“Down the rabbit hole,” maybe, but not exactly off the beaten path any more…
Truth is, the scene in Golden Gai has changed a lot in the last couple of years. More visitors have discovered the place and some, at least, of the establishments in the area are courting new clientele. Tokyobling, a popular blogger, recently called it “One of the most poorly kept secrets of Tokyo”, which sounds about right. This hasn’t “ruined” the place in my opinion, though twenty-year regulars may disagree.
What this means is that you should feel totally comfortable and confident visiting Golden Gai. While there are still many establishments that still cater to regulars, others are happy to host the international crowd.
Golden Gai may now be on the itinerary of every hipster visiting Tokyo, but it still offers a unique Japan experience. Perhaps not for much longer, though: a recent story on japantoday.com suggests that redevelopment plans for the area might once again be in the works… maybe in time for the 2020 Olympics.
Another Friday, another trip to Golden Gai. Not that I’m complaining. It’s actually great to have such an interesting part of Tokyo on my commute line. No doubt the area is changing, and not wholly for the good: last night, for the first time, a tout hit me up within Golden Gai itself – albeit near one of the entrances:
“Good evening sir! We have a new international bar. ‘Happy Endings.'”
Truth is, the scene in Golden Gai has changed a lot in the last couple of years as more visitors have discovered the place and as some, at least, of the 200-odd bars in the area look for new clientele. One popular blogger recently called it “One of the most poorly kept secrets of Tokyo”, which sounds about right.
These days, there are a lot of visitors meandering the alleys between the bars, looking for places to drop in for a drink. This hasn’t “ruined” the place in my opinion, though twenty-year regulars may disagree.
What this means for you is that you should feel totally comfortable and confident visiting Golden Gai and, while there are still many establishments that will only welcome people who can hold a conversation in Japanese, some others are happy to host the international crowd.

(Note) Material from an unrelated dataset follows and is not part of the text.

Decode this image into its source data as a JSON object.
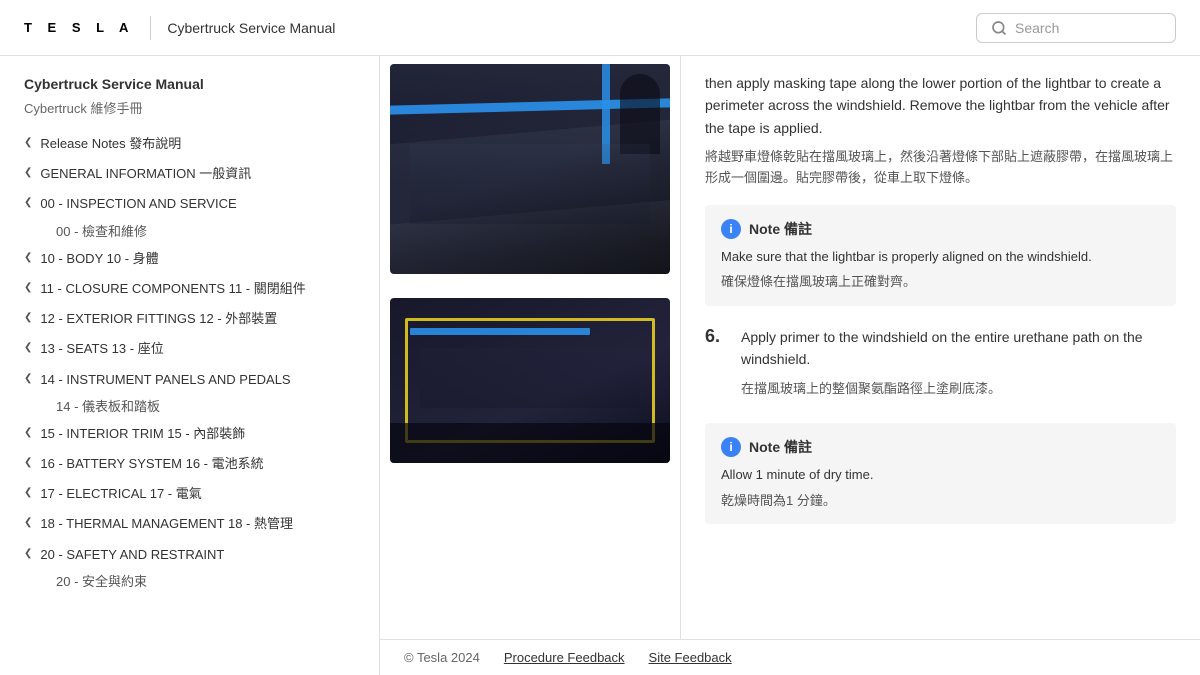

So go to Golden Gai. Start perhaps at the large karaoke bar near the entrance called Champions where you will likely see a large crowd of young visitors. Then spend some time and walk, and pop your head into any place that catches your eye; the narrow stairs to second-floor places can be intimidating, but there’s some real gems upstairs! You’ll know soon enough if you’re welcome. If you don’t find anywhere that speaks to you, then Albatross can be your “safety”: I’ve been there many times, and while the bartender doesn’t speak much (any?) English, it’s a friendly place and you’ll likely meet others from the international set. Albatross has two floors, so don’t be turned off if the first floor is packed.
More than Shibuya, (yuck!) Roppongi, or (double yuck!) Kabukicho, Golden Gai was my favourite neighbourhood in Tokyo to party. When I used to party. At least until a new bartender at my usual place “put something special” in my drink one night and I missed the last train home. But that’s another story…
Golden Gai can be that kinda place, though it doesn’t have to be and for most people probably never is. In fact, GG’s demographic has trended towards the artistic and intellectual rather than the club crowd – it’s hard to imagine anyone dancing in the tiny, bedroom-sized bars that crowd this neighbourhood. Recently, however, that trend has expanded to include international celebrities and hipster tourists. And, just maybe, you… Continue reading “Shinjuku Drift: Golden Gai”→